Harry Snyder and his wife Esther Snyder established In-N-Out Burger in Baldwin Park, California in 1948. The chain currently operates out of Irvine California in five states including California, Arizona, Nevada, Utah and Texas. Lynsi Snyder, the only grandchild of the Snyders currently runs the company, which employs approximately 18,000 staff in 290 locations.
The company has developed a cult-like following and has been rated as one of the top fast food restaurants in customer satisfaction. At the same time, it has resisted franchising or going public. This allows it to control quality, which is a major defining company policy.
All locations are less than a day’s drive from a regional distribution center and this allows the chain to maintain high quality food offerings. In the early days, Mr. Snyder laid the foundation for high quality control in his company by personally inspecting every beef pattie sold to customers. Today, the company pays a premium for high-quality beef chucks, employs in-house butchers and makes every 100% pure beef hamburger pattie with no additives, fillers or preservatives.
Everything on the menu is made with the utmost care. For example, fries are individually cut in stores and cooked in 100% pure, cholesterol-free vegetable oil and milkshakes are made with real ice cream.
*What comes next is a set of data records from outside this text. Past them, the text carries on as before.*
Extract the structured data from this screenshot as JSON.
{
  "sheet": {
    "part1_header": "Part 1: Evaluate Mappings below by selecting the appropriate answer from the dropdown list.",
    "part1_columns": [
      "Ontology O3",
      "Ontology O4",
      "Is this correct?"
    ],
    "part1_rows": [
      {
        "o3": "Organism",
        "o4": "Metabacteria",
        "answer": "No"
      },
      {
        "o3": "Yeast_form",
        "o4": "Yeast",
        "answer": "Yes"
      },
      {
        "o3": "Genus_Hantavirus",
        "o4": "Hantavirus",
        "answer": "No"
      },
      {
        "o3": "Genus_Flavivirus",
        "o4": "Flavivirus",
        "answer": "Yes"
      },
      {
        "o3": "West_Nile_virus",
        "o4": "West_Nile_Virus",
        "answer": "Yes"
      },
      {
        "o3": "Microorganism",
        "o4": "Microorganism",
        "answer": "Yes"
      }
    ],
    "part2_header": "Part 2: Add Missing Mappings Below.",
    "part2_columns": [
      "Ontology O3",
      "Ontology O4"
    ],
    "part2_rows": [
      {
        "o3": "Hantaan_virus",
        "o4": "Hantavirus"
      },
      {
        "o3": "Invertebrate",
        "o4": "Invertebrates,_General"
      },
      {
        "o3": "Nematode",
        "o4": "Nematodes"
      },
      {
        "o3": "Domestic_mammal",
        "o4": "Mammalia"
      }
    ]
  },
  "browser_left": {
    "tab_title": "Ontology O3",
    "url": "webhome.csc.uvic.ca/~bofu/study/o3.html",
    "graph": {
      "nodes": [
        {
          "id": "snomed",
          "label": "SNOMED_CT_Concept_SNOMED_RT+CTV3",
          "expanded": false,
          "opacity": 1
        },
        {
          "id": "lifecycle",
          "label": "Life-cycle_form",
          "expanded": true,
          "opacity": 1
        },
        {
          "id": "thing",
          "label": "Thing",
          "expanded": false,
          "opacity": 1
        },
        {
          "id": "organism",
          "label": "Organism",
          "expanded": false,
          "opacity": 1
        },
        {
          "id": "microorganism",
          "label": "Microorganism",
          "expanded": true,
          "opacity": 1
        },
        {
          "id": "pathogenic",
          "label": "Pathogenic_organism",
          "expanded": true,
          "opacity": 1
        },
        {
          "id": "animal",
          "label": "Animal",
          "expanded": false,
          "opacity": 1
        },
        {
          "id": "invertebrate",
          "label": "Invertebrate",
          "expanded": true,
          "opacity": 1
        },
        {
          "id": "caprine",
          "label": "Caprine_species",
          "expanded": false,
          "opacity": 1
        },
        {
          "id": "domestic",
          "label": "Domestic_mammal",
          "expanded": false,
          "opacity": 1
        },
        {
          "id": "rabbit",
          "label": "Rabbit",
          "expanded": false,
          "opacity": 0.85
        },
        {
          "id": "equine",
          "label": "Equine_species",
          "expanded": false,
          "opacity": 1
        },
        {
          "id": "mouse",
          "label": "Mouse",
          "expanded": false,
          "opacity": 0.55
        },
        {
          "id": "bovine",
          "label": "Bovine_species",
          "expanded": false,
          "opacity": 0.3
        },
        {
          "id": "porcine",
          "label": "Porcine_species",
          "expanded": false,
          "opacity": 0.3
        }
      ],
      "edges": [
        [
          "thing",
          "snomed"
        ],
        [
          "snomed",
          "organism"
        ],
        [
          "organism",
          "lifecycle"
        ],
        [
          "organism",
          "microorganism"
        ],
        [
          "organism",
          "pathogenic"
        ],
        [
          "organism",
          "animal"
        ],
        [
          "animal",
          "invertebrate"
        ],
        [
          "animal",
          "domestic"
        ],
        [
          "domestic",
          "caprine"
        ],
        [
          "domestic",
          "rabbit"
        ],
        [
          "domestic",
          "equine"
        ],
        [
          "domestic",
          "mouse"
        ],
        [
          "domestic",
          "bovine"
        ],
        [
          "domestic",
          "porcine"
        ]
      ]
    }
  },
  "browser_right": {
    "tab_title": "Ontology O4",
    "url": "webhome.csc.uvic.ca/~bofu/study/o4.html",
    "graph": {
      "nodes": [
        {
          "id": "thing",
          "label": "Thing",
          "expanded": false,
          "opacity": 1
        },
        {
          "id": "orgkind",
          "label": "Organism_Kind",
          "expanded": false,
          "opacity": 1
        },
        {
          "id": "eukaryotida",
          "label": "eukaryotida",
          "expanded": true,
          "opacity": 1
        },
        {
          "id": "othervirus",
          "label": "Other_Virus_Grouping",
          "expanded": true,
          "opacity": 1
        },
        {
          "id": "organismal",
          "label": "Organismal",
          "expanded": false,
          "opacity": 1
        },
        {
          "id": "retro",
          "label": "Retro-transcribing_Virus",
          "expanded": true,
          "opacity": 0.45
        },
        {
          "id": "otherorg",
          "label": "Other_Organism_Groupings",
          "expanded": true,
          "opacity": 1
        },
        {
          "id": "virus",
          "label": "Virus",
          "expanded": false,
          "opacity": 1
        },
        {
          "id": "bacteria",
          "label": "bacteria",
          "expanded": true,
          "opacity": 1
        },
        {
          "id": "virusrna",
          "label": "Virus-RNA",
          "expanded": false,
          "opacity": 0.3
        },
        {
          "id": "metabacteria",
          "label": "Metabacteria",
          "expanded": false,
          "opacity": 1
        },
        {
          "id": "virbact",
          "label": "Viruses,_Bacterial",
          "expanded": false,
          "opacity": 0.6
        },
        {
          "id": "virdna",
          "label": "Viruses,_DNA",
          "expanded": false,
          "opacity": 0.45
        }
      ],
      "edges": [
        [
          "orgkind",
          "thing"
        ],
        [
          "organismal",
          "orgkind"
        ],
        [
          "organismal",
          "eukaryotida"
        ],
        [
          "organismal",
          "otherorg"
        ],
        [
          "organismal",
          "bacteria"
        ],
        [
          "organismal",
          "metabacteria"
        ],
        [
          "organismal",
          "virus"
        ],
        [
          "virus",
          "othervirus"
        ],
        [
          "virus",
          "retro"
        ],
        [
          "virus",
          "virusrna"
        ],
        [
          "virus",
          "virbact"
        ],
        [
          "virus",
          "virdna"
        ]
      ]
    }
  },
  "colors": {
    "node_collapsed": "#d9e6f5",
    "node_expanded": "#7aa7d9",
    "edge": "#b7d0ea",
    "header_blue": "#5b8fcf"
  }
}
In-N-Out Burger serves a handful of items on its published menu. These menu items include the double double, cheeseburger, hamburger, French fries, shakes and beverages. The company also provides a not-so-secret menu that features double meat, 4×4, protein style (pattie wrapped in lettuce), 3×3, grilled cheese and animal style (patties cooked in mustard).
The company is known for creating a family-type atmosphere for its valued employees. Employees are paid more than state and federal minimum wage guidelines. At April 2013, employees in California were paid US$10.50 per hour.
The following outlines a brief company history,
Harry Snyder introduced California’s first drive-thru hamburger stand in Baldwin Park. Soon after, Mr. Snyder created a two-way speaker box designed to allow customers to order over box.
The iconic In-N-Out arrow appears in replacement of the original “No Delay” sign.
Marks the 10th anniversary with five Southern California restaurants in the San Gabriel Valley and fountain service replaces soda bottles.
The Animal Style burger is created in response to customer requests and innovative hand-cut lap mats are created for guests to use to eat in their cars.
The company opens a new patty-making facility.
The first collectible glass is created for promotions featuring character, movie and holiday themes.
Butcher paper lap mats are replaced with printed mats offering helpful information to customers.
Planting crossed palm trees in front of most locations begins.
The company celebrates its 25th Anniversary with a new warehouse in Baldwin Park and 13 restaurants open in Los Angeles County. Every restaurant has two lanes for drive-thru customers, no dining room, and often a handful of small tables outside for guests.
The first cookout event takes place. Today, more than 10 cookout trucks serve schools, churches, charities, weddings, birthdays and concerts.
Milkshakes are added to the menu and the first t-shirt is designed for sale.
Harry Snyder passes away.
The first dining room restaurant opens and restaurant #21 in Ontario becomes In-N-Out’s first single drive-lane location. After this only 13 more restaurants were built without a dining room.
In-N-Out University opens in Baldwin Park where training of entry-level managers is conducted.
The Company store opens in Baldwin Park that sells selective merchandise.
The 80th store opens in Las Vegas, which marks the first time the company ventures outside California.
The 50th anniversary is marked with 134 restaurants.
Store #143 opens in Arizona.
The first restaurant opens in Utah. The company is 60 years old and operates in California, Nevada, Arizona and Utah.
Harry and Esther’s granddaughter Lynsi leads In-N-Out.
First two restaurants open in Texas.
A replica of In-N-Out Burger’s original drive-thru restaurant is created in Baldwin Park, California.
On Sept 11, In-N-Out Burger opened up a pop-up location in Toronto. Demand was high as customers had to compete to secure wristbands to attend the single-day event. The company has created pop-up shops around the world and in Western Canada, but this marks the first time it has ventured as far east as Toronto within Canada.
The company likely set up shop for the day in Toronto since the Toronto International Film Festival was being held in town and it offered Hollywood folk a chance to grab their In-N-Out burgers.
In spite of the pop-up shop, there is no indication that the company will be opening up any restaurants in Canada any time soon. The company has remained relatively small for a fast food chain since its inception 66 years ago.
It is considered an upscale, boutique-style hamburger place that is similar to Fat Burger and Five Guys, which have invaded Canada. Will In-N-Out continue to expand in the U.S. and into Canada? That remains to be seen. But for now, the company still revels in its successful mix of high quality and innovative offerings that focus on a customer and employee-centered approach.